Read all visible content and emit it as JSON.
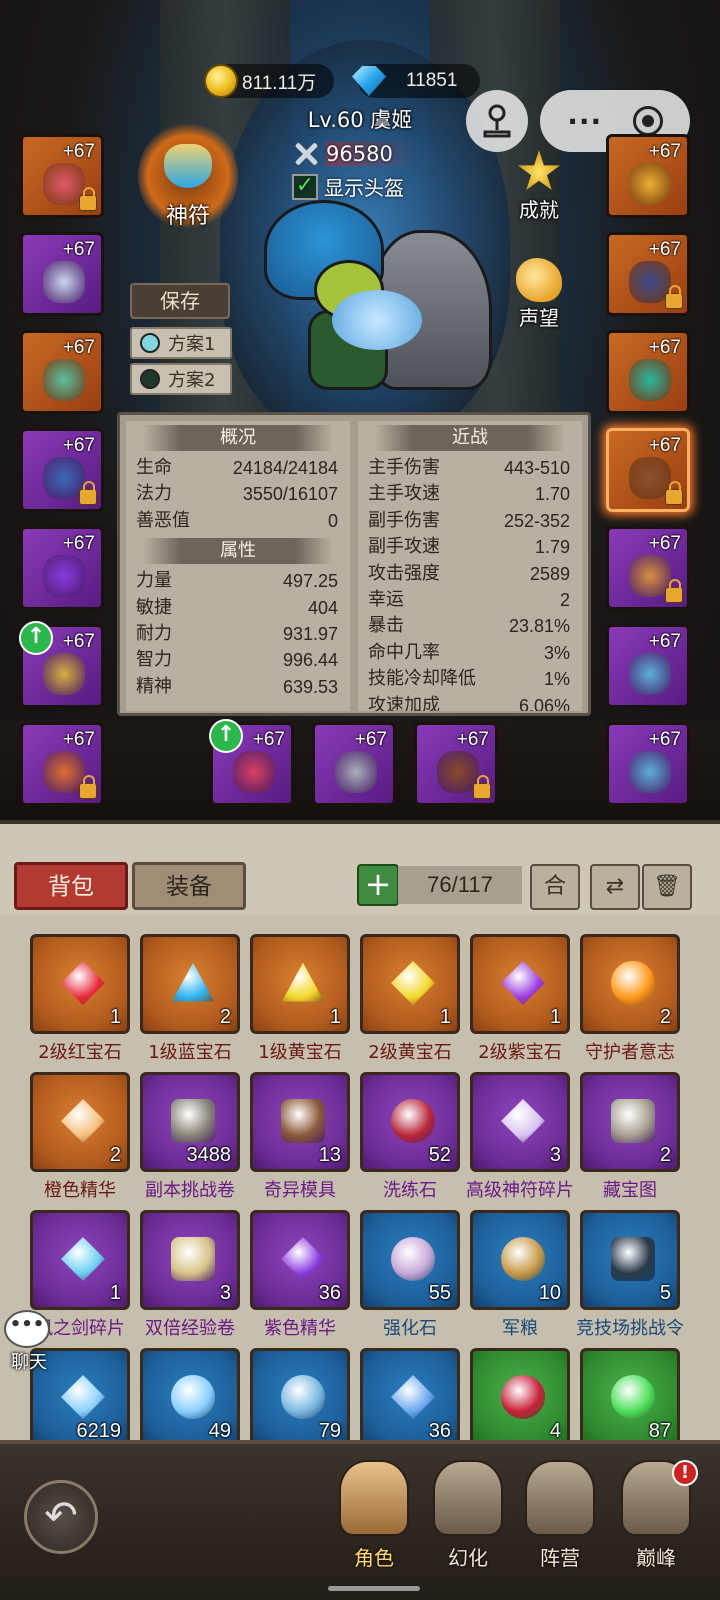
{
  "currency": {
    "gold": "811.11万",
    "gems": "11851"
  },
  "player": {
    "title": "Lv.60 虞姬",
    "power": "96580",
    "show_helmet_label": "显示头盔",
    "show_helmet_checked": true
  },
  "rune_label": "神符",
  "actions": {
    "achievement": "成就",
    "reputation": "声望"
  },
  "save_label": "保存",
  "plans": [
    {
      "label": "方案1",
      "color": "#7fd6dc"
    },
    {
      "label": "方案2",
      "color": "#1f3a2a"
    }
  ],
  "slots": {
    "left": [
      {
        "level": "+67",
        "rarity": "orange",
        "locked": true,
        "upgrade": false
      },
      {
        "level": "+67",
        "rarity": "purple",
        "locked": false,
        "upgrade": false
      },
      {
        "level": "+67",
        "rarity": "orange",
        "locked": false,
        "upgrade": false
      },
      {
        "level": "+67",
        "rarity": "purple",
        "locked": true,
        "upgrade": false
      },
      {
        "level": "+67",
        "rarity": "purple",
        "locked": false,
        "upgrade": false
      },
      {
        "level": "+67",
        "rarity": "purple",
        "locked": false,
        "upgrade": true
      },
      {
        "level": "+67",
        "rarity": "purple",
        "locked": true,
        "upgrade": false
      }
    ],
    "right": [
      {
        "level": "+67",
        "rarity": "orange",
        "locked": false,
        "upgrade": false
      },
      {
        "level": "+67",
        "rarity": "orange",
        "locked": true,
        "upgrade": false
      },
      {
        "level": "+67",
        "rarity": "orange",
        "locked": false,
        "upgrade": false
      },
      {
        "level": "+67",
        "rarity": "orange",
        "locked": true,
        "upgrade": false
      },
      {
        "level": "+67",
        "rarity": "purple",
        "locked": true,
        "upgrade": false
      },
      {
        "level": "+67",
        "rarity": "purple",
        "locked": false,
        "upgrade": false
      },
      {
        "level": "+67",
        "rarity": "purple",
        "locked": false,
        "upgrade": false
      }
    ],
    "bottom": [
      {
        "level": "+67",
        "rarity": "purple",
        "locked": false,
        "upgrade": true
      },
      {
        "level": "+67",
        "rarity": "purple",
        "locked": false,
        "upgrade": false
      },
      {
        "level": "+67",
        "rarity": "purple",
        "locked": true,
        "upgrade": false
      }
    ]
  },
  "stats": {
    "overview_title": "概况",
    "overview": [
      {
        "label": "生命",
        "value": "24184/24184"
      },
      {
        "label": "法力",
        "value": "3550/16107"
      },
      {
        "label": "善恶值",
        "value": "0"
      }
    ],
    "attributes_title": "属性",
    "attributes": [
      {
        "label": "力量",
        "value": "497.25"
      },
      {
        "label": "敏捷",
        "value": "404"
      },
      {
        "label": "耐力",
        "value": "931.97"
      },
      {
        "label": "智力",
        "value": "996.44"
      },
      {
        "label": "精神",
        "value": "639.53"
      }
    ],
    "melee_title": "近战",
    "melee": [
      {
        "label": "主手伤害",
        "value": "443-510"
      },
      {
        "label": "主手攻速",
        "value": "1.70"
      },
      {
        "label": "副手伤害",
        "value": "252-352"
      },
      {
        "label": "副手攻速",
        "value": "1.79"
      },
      {
        "label": "攻击强度",
        "value": "2589"
      },
      {
        "label": "幸运",
        "value": "2"
      },
      {
        "label": "暴击",
        "value": "23.81%"
      },
      {
        "label": "命中几率",
        "value": "3%"
      },
      {
        "label": "技能冷却降低",
        "value": "1%"
      },
      {
        "label": "攻速加成",
        "value": "6.06%"
      }
    ]
  },
  "bag": {
    "tab_bag": "背包",
    "tab_equip": "装备",
    "add": "+",
    "capacity": "76/117",
    "merge": "合",
    "refresh": "⇄",
    "trash": "🗑",
    "items": [
      {
        "name": "2级红宝石",
        "count": "1",
        "rarity": "orange",
        "icon": "gem-d",
        "color": "#e8283a"
      },
      {
        "name": "1级蓝宝石",
        "count": "2",
        "rarity": "orange",
        "icon": "gem-t",
        "color": "#2ab4f0"
      },
      {
        "name": "1级黄宝石",
        "count": "1",
        "rarity": "orange",
        "icon": "gem-t",
        "color": "#f2d82a"
      },
      {
        "name": "2级黄宝石",
        "count": "1",
        "rarity": "orange",
        "icon": "gem-d",
        "color": "#f2d82a"
      },
      {
        "name": "2级紫宝石",
        "count": "1",
        "rarity": "orange",
        "icon": "gem-d",
        "color": "#9a3ae0"
      },
      {
        "name": "守护者意志",
        "count": "2",
        "rarity": "orange",
        "icon": "round",
        "color": "#ff9a1a"
      },
      {
        "name": "橙色精华",
        "count": "2",
        "rarity": "orange",
        "icon": "gem-d",
        "color": "#f6c080"
      },
      {
        "name": "副本挑战卷",
        "count": "3488",
        "rarity": "purple",
        "icon": "box",
        "color": "#8a8478"
      },
      {
        "name": "奇异模具",
        "count": "13",
        "rarity": "purple",
        "icon": "box",
        "color": "#8a5a3a"
      },
      {
        "name": "洗练石",
        "count": "52",
        "rarity": "purple",
        "icon": "round",
        "color": "#b8283a"
      },
      {
        "name": "高级神符碎片",
        "count": "3",
        "rarity": "purple",
        "icon": "gem-d",
        "color": "#d8c4f0"
      },
      {
        "name": "藏宝图",
        "count": "2",
        "rarity": "purple",
        "icon": "box",
        "color": "#a8a090"
      },
      {
        "name": "风之剑碎片",
        "count": "1",
        "rarity": "purple",
        "icon": "gem-d",
        "color": "#6ad0f0"
      },
      {
        "name": "双倍经验卷",
        "count": "3",
        "rarity": "purple",
        "icon": "box",
        "color": "#d8c48a"
      },
      {
        "name": "紫色精华",
        "count": "36",
        "rarity": "purple",
        "icon": "gem-d",
        "color": "#8a3ae0"
      },
      {
        "name": "强化石",
        "count": "55",
        "rarity": "blue",
        "icon": "round",
        "color": "#c8a8d8"
      },
      {
        "name": "军粮",
        "count": "10",
        "rarity": "blue",
        "icon": "round",
        "color": "#c89a48"
      },
      {
        "name": "竞技场挑战令",
        "count": "5",
        "rarity": "blue",
        "icon": "box",
        "color": "#2a3a4a"
      },
      {
        "name": "",
        "count": "6219",
        "rarity": "blue",
        "icon": "gem-d",
        "color": "#8ad0ff"
      },
      {
        "name": "",
        "count": "49",
        "rarity": "blue",
        "icon": "round",
        "color": "#8ad0ff"
      },
      {
        "name": "",
        "count": "79",
        "rarity": "blue",
        "icon": "round",
        "color": "#7ab8e0"
      },
      {
        "name": "",
        "count": "36",
        "rarity": "blue",
        "icon": "gem-d",
        "color": "#6aa8f0"
      },
      {
        "name": "",
        "count": "4",
        "rarity": "green",
        "icon": "round",
        "color": "#c8203a"
      },
      {
        "name": "",
        "count": "87",
        "rarity": "green",
        "icon": "round",
        "color": "#4ee05a"
      }
    ]
  },
  "chat_label": "聊天",
  "chat_bubble": "•••",
  "nav": [
    {
      "label": "角色",
      "active": true
    },
    {
      "label": "幻化",
      "active": false
    },
    {
      "label": "阵营",
      "active": false
    },
    {
      "label": "巅峰",
      "active": false,
      "badge": "!"
    }
  ]
}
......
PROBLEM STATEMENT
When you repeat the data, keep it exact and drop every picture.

SOLUTION FOR THIS EXERCISE
Read all visible content and emit it as JSON.
{
  "currency": {
    "gold": "811.11万",
    "gems": "11851"
  },
  "player": {
    "title": "Lv.60 虞姬",
    "power": "96580",
    "show_helmet_label": "显示头盔",
    "show_helmet_checked": true
  },
  "rune_label": "神符",
  "actions": {
    "achievement": "成就",
    "reputation": "声望"
  },
  "save_label": "保存",
  "plans": [
    {
      "label": "方案1",
      "color": "#7fd6dc"
    },
    {
      "label": "方案2",
      "color": "#1f3a2a"
    }
  ],
  "slots": {
    "left": [
      {
        "level": "+67",
        "rarity": "orange",
        "locked": true,
        "upgrade": false
      },
      {
        "level": "+67",
        "rarity": "purple",
        "locked": false,
        "upgrade": false
      },
      {
        "level": "+67",
        "rarity": "orange",
        "locked": false,
        "upgrade": false
      },
      {
        "level": "+67",
        "rarity": "purple",
        "locked": true,
        "upgrade": false
      },
      {
        "level": "+67",
        "rarity": "purple",
        "locked": false,
        "upgrade": false
      },
      {
        "level": "+67",
        "rarity": "purple",
        "locked": false,
        "upgrade": true
      },
      {
        "level": "+67",
        "rarity": "purple",
        "locked": true,
        "upgrade": false
      }
    ],
    "right": [
      {
        "level": "+67",
        "rarity": "orange",
        "locked": false,
        "upgrade": false
      },
      {
        "level": "+67",
        "rarity": "orange",
        "locked": true,
        "upgrade": false
      },
      {
        "level": "+67",
        "rarity": "orange",
        "locked": false,
        "upgrade": false
      },
      {
        "level": "+67",
        "rarity": "orange",
        "locked": true,
        "upgrade": false
      },
      {
        "level": "+67",
        "rarity": "purple",
        "locked": true,
        "upgrade": false
      },
      {
        "level": "+67",
        "rarity": "purple",
        "locked": false,
        "upgrade": false
      },
      {
        "level": "+67",
        "rarity": "purple",
        "locked": false,
        "upgrade": false
      }
    ],
    "bottom": [
      {
        "level": "+67",
        "rarity": "purple",
        "locked": false,
        "upgrade": true
      },
      {
        "level": "+67",
        "rarity": "purple",
        "locked": false,
        "upgrade": false
      },
      {
        "level": "+67",
        "rarity": "purple",
        "locked": true,
        "upgrade": false
      }
    ]
  },
  "stats": {
    "overview_title": "概况",
    "overview": [
      {
        "label": "生命",
        "value": "24184/24184"
      },
      {
        "label": "法力",
        "value": "3550/16107"
      },
      {
        "label": "善恶值",
        "value": "0"
      }
    ],
    "attributes_title": "属性",
    "attributes": [
      {
        "label": "力量",
        "value": "497.25"
      },
      {
        "label": "敏捷",
        "value": "404"
      },
      {
        "label": "耐力",
        "value": "931.97"
      },
      {
        "label": "智力",
        "value": "996.44"
      },
      {
        "label": "精神",
        "value": "639.53"
      }
    ],
    "melee_title": "近战",
    "melee": [
      {
        "label": "主手伤害",
        "value": "443-510"
      },
      {
        "label": "主手攻速",
        "value": "1.70"
      },
      {
        "label": "副手伤害",
        "value": "252-352"
      },
      {
        "label": "副手攻速",
        "value": "1.79"
      },
      {
        "label": "攻击强度",
        "value": "2589"
      },
      {
        "label": "幸运",
        "value": "2"
      },
      {
        "label": "暴击",
        "value": "23.81%"
      },
      {
        "label": "命中几率",
        "value": "3%"
      },
      {
        "label": "技能冷却降低",
        "value": "1%"
      },
      {
        "label": "攻速加成",
        "value": "6.06%"
      }
    ]
  },
  "bag": {
    "tab_bag": "背包",
    "tab_equip": "装备",
    "add": "+",
    "capacity": "76/117",
    "merge": "合",
    "refresh": "⇄",
    "trash": "🗑",
    "items": [
      {
        "name": "2级红宝石",
        "count": "1",
        "rarity": "orange",
        "icon": "gem-d",
        "color": "#e8283a"
      },
      {
        "name": "1级蓝宝石",
        "count": "2",
        "rarity": "orange",
        "icon": "gem-t",
        "color": "#2ab4f0"
      },
      {
        "name": "1级黄宝石",
        "count": "1",
        "rarity": "orange",
        "icon": "gem-t",
        "color": "#f2d82a"
      },
      {
        "name": "2级黄宝石",
        "count": "1",
        "rarity": "orange",
        "icon": "gem-d",
        "color": "#f2d82a"
      },
      {
        "name": "2级紫宝石",
        "count": "1",
        "rarity": "orange",
        "icon": "gem-d",
        "color": "#9a3ae0"
      },
      {
        "name": "守护者意志",
        "count": "2",
        "rarity": "orange",
        "icon": "round",
        "color": "#ff9a1a"
      },
      {
        "name": "橙色精华",
        "count": "2",
        "rarity": "orange",
        "icon": "gem-d",
        "color": "#f6c080"
      },
      {
        "name": "副本挑战卷",
        "count": "3488",
        "rarity": "purple",
        "icon": "box",
        "color": "#8a8478"
      },
      {
        "name": "奇异模具",
        "count": "13",
        "rarity": "purple",
        "icon": "box",
        "color": "#8a5a3a"
      },
      {
        "name": "洗练石",
        "count": "52",
        "rarity": "purple",
        "icon": "round",
        "color": "#b8283a"
      },
      {
        "name": "高级神符碎片",
        "count": "3",
        "rarity": "purple",
        "icon": "gem-d",
        "color": "#d8c4f0"
      },
      {
        "name": "藏宝图",
        "count": "2",
        "rarity": "purple",
        "icon": "box",
        "color": "#a8a090"
      },
      {
        "name": "风之剑碎片",
        "count": "1",
        "rarity": "purple",
        "icon": "gem-d",
        "color": "#6ad0f0"
      },
      {
        "name": "双倍经验卷",
        "count": "3",
        "rarity": "purple",
        "icon": "box",
        "color": "#d8c48a"
      },
      {
        "name": "紫色精华",
        "count": "36",
        "rarity": "purple",
        "icon": "gem-d",
        "color": "#8a3ae0"
      },
      {
        "name": "强化石",
        "count": "55",
        "rarity": "blue",
        "icon": "round",
        "color": "#c8a8d8"
      },
      {
        "name": "军粮",
        "count": "10",
        "rarity": "blue",
        "icon": "round",
        "color": "#c89a48"
      },
      {
        "name": "竞技场挑战令",
        "count": "5",
        "rarity": "blue",
        "icon": "box",
        "color": "#2a3a4a"
      },
      {
        "name": "",
        "count": "6219",
        "rarity": "blue",
        "icon": "gem-d",
        "color": "#8ad0ff"
      },
      {
        "name": "",
        "count": "49",
        "rarity": "blue",
        "icon": "round",
        "color": "#8ad0ff"
      },
      {
        "name": "",
        "count": "79",
        "rarity": "blue",
        "icon": "round",
        "color": "#7ab8e0"
      },
      {
        "name": "",
        "count": "36",
        "rarity": "blue",
        "icon": "gem-d",
        "color": "#6aa8f0"
      },
      {
        "name": "",
        "count": "4",
        "rarity": "green",
        "icon": "round",
        "color": "#c8203a"
      },
      {
        "name": "",
        "count": "87",
        "rarity": "green",
        "icon": "round",
        "color": "#4ee05a"
      }
    ]
  },
  "chat_label": "聊天",
  "chat_bubble": "•••",
  "nav": [
    {
      "label": "角色",
      "active": true
    },
    {
      "label": "幻化",
      "active": false
    },
    {
      "label": "阵营",
      "active": false
    },
    {
      "label": "巅峰",
      "active": false,
      "badge": "!"
    }
  ]
}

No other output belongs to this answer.